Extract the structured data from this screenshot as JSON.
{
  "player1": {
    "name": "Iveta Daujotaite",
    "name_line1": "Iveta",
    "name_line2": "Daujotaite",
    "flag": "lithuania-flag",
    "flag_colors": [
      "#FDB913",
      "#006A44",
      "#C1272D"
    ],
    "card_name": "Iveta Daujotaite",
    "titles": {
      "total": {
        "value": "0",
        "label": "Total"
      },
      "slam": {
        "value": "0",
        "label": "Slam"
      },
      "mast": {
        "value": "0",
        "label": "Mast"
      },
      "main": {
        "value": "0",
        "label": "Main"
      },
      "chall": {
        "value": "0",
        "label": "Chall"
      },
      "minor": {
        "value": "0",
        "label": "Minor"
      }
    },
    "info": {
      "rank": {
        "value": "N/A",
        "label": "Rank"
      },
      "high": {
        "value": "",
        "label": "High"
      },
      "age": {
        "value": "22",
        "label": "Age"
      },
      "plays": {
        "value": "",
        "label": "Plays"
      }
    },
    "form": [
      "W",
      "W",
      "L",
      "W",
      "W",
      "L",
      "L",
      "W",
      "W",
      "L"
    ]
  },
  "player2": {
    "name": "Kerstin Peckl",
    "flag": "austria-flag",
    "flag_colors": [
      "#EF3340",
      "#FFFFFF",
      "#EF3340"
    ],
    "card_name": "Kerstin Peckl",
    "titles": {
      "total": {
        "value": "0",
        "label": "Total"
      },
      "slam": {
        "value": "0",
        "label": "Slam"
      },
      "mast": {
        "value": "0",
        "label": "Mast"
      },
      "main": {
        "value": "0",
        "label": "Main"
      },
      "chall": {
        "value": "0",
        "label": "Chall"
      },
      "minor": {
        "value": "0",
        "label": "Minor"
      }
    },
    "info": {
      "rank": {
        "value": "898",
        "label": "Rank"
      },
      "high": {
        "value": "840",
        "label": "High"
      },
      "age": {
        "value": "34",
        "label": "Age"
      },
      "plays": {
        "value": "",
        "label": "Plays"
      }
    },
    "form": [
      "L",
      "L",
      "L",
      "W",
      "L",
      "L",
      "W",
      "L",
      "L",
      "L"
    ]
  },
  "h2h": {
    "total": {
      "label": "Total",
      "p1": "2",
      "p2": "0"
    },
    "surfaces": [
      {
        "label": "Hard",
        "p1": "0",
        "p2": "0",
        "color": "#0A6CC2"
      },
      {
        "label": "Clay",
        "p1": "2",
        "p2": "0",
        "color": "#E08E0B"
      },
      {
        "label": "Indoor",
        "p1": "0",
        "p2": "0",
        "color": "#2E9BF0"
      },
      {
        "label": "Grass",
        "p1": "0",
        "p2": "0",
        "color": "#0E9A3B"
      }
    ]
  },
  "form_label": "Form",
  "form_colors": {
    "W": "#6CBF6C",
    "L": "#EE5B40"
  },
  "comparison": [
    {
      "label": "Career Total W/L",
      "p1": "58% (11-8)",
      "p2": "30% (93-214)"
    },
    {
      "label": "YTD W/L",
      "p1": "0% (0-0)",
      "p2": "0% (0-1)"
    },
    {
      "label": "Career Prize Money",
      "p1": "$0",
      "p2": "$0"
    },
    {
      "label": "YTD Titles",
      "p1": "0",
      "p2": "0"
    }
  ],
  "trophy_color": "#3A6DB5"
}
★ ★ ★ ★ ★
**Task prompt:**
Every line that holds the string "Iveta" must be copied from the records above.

**Exercise result:**
    "name": "Iveta Daujotaite",
    "name_line1": "Iveta",
    "card_name": "Iveta Daujotaite",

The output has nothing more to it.